### INFORMATION
* * * * *

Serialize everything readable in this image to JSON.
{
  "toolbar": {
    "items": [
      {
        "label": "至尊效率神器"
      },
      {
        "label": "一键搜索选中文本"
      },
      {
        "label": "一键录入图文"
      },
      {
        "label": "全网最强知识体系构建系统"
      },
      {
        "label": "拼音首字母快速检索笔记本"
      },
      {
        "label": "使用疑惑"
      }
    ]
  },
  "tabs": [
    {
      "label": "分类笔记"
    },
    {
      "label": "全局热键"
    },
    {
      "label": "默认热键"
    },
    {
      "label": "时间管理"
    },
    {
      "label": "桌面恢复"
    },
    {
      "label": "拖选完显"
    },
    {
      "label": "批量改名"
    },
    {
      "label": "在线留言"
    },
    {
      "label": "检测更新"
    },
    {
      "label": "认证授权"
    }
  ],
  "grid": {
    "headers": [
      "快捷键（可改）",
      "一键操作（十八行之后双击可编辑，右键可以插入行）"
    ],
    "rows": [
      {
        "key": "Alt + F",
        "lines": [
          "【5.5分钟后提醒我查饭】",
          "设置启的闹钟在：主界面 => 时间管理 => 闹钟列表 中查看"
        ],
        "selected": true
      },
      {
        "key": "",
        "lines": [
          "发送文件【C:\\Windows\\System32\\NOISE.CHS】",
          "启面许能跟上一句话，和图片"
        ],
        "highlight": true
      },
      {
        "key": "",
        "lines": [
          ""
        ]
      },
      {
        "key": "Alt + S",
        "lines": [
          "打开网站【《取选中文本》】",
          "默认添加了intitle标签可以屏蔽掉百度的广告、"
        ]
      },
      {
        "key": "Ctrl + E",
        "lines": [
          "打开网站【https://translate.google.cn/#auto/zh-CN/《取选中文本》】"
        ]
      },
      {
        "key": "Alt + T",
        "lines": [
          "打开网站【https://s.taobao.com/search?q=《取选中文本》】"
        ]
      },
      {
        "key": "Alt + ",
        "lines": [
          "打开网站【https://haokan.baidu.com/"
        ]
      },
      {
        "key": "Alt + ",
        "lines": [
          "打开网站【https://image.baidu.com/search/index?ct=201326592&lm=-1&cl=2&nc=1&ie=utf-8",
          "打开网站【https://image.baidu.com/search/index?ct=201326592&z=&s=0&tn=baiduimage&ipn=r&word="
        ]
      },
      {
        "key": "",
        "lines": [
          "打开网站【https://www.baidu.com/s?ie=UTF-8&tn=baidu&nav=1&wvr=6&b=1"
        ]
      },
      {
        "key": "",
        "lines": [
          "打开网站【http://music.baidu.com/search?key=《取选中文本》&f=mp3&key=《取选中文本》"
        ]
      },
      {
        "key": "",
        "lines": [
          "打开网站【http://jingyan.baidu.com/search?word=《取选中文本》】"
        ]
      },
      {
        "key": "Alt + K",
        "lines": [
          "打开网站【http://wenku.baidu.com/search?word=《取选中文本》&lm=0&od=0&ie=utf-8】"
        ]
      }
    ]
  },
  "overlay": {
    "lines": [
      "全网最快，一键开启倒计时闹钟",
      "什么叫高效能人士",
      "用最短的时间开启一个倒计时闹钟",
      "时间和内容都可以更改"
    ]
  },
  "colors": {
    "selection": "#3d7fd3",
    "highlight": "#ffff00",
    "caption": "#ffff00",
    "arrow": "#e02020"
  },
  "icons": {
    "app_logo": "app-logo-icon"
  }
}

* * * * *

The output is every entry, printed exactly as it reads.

Serialize everything readable in this image to JSON.
{
  "toolbar": {
    "items": [
      {
        "label": "至尊效率神器"
      },
      {
        "label": "一键搜索选中文本"
      },
      {
        "label": "一键录入图文"
      },
      {
        "label": "全网最强知识体系构建系统"
      },
      {
        "label": "拼音首字母快速检索笔记本"
      },
      {
        "label": "使用疑惑"
      }
    ]
  },
  "tabs": [
    {
      "label": "分类笔记"
    },
    {
      "label": "全局热键"
    },
    {
      "label": "默认热键"
    },
    {
      "label": "时间管理"
    },
    {
      "label": "桌面恢复"
    },
    {
      "label": "拖选完显"
    },
    {
      "label": "批量改名"
    },
    {
      "label": "在线留言"
    },
    {
      "label": "检测更新"
    },
    {
      "label": "认证授权"
    }
  ],
  "grid": {
    "headers": [
      "快捷键（可改）",
      "一键操作（十八行之后双击可编辑，右键可以插入行）"
    ],
    "rows": [
      {
        "key": "Alt + F",
        "lines": [
          "【5.5分钟后提醒我查饭】",
          "设置启的闹钟在：主界面 => 时间管理 => 闹钟列表 中查看"
        ],
        "selected": true
      },
      {
        "key": "",
        "lines": [
          "发送文件【C:\\Windows\\System32\\NOISE.CHS】",
          "启面许能跟上一句话，和图片"
        ],
        "highlight": true
      },
      {
        "key": "",
        "lines": [
          ""
        ]
      },
      {
        "key": "Alt + S",
        "lines": [
          "打开网站【《取选中文本》】",
          "默认添加了intitle标签可以屏蔽掉百度的广告、"
        ]
      },
      {
        "key": "Ctrl + E",
        "lines": [
          "打开网站【https://translate.google.cn/#auto/zh-CN/《取选中文本》】"
        ]
      },
      {
        "key": "Alt + T",
        "lines": [
          "打开网站【https://s.taobao.com/search?q=《取选中文本》】"
        ]
      },
      {
        "key": "Alt + ",
        "lines": [
          "打开网站【https://haokan.baidu.com/"
        ]
      },
      {
        "key": "Alt + ",
        "lines": [
          "打开网站【https://image.baidu.com/search/index?ct=201326592&lm=-1&cl=2&nc=1&ie=utf-8",
          "打开网站【https://image.baidu.com/search/index?ct=201326592&z=&s=0&tn=baiduimage&ipn=r&word="
        ]
      },
      {
        "key": "",
        "lines": [
          "打开网站【https://www.baidu.com/s?ie=UTF-8&tn=baidu&nav=1&wvr=6&b=1"
        ]
      },
      {
        "key": "",
        "lines": [
          "打开网站【http://music.baidu.com/search?key=《取选中文本》&f=mp3&key=《取选中文本》"
        ]
      },
      {
        "key": "",
        "lines": [
          "打开网站【http://jingyan.baidu.com/search?word=《取选中文本》】"
        ]
      },
      {
        "key": "Alt + K",
        "lines": [
          "打开网站【http://wenku.baidu.com/search?word=《取选中文本》&lm=0&od=0&ie=utf-8】"
        ]
      }
    ]
  },
  "overlay": {
    "lines": [
      "全网最快，一键开启倒计时闹钟",
      "什么叫高效能人士",
      "用最短的时间开启一个倒计时闹钟",
      "时间和内容都可以更改"
    ]
  },
  "colors": {
    "selection": "#3d7fd3",
    "highlight": "#ffff00",
    "caption": "#ffff00",
    "arrow": "#e02020"
  },
  "icons": {
    "app_logo": "app-logo-icon"
  }
}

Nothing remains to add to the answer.